App is color-coded, modern, and intuitive • Also works with gaming consoles and smart TVs • “Bedtime” turns off internet access at a certain time each night • Less-invasive option for older kids • Great for Chromebooks, too
Requires an extra device (Circle Plus router) • Lots of loopholes • Limited to one profile per device • Reports of slow internet connection after setup
Keep an eye on how kids use the internet at your house without prying into location services.
5. Circle Home Plus
Instead of downloading software, Circle is a WiFi-based monitoring solution with a clean, color-coded app.
Circle Home Plus (hardware device):
Limiting connectivity to WiFi only is a common way for parents to mitigate what a child (often younger ones) can and can’t get into on their phone or tablet. In this case, Circle Home Plus would be ace: It’s a filter for your home WiFi that monitors behavior, has control settings, and presents it in a clean dashboard that is super easy to navigate. The $9.99 monthly subscription works in tandem with Circle Home Plus (the hardware device that looks like a Bluetooth speaker). Setup on each device is time consuming but the overarching account can be synced to the Circle Home Plus with a QR code.
Each profile is color-coded based on age filters: kid, teen, adult, and none. The “kid” platform lists supported apps like Cartoon Network and TikTok, but you can toggle these on or off and add custom URLs. Turning on “Bedtime” turns internet access off at a certain time each night, but doesn’t affect any offline games or books. Once kids leave your home’s WiFi range, the limits that you’ve set are extended with a local VPN.

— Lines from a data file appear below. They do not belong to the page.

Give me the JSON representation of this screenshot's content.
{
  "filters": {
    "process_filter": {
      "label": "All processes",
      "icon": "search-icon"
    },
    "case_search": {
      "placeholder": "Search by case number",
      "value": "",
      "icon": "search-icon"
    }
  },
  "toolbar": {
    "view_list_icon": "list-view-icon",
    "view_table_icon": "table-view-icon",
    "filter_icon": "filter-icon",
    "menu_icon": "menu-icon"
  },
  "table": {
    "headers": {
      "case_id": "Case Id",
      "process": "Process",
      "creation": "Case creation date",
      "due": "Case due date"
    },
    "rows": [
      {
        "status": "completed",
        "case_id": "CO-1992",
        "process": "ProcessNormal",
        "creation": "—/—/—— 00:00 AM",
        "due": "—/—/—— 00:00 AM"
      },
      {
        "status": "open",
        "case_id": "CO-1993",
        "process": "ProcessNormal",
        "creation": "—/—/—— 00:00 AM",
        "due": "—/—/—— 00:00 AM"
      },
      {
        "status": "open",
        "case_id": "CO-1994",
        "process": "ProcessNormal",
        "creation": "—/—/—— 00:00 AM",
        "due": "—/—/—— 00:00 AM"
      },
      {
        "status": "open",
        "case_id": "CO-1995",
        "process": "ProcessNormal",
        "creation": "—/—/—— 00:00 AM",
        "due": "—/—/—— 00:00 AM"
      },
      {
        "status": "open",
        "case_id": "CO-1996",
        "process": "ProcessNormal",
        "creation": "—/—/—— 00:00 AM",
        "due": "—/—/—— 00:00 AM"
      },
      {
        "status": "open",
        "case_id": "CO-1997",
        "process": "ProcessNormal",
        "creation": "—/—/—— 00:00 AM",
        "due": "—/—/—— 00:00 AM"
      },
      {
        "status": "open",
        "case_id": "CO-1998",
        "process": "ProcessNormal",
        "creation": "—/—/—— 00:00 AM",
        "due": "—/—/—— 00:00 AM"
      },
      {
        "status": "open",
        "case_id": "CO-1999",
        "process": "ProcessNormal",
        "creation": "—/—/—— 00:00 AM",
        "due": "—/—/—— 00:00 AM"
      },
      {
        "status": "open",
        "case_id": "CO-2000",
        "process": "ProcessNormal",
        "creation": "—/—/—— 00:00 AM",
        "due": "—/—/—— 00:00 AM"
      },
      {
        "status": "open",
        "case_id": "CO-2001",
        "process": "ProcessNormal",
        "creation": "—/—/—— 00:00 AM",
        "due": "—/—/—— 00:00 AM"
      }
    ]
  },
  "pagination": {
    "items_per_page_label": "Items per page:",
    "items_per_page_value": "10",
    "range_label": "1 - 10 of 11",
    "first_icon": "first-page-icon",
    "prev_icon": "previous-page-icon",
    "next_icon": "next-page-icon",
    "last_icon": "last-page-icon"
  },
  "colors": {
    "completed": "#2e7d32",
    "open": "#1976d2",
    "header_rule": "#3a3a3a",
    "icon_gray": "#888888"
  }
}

Actual activity and history reports are vague. Circle can report specific URLs that were accessed but can’t narrow down queries on Google or YouTube. Circle also stays out of all things call or text related.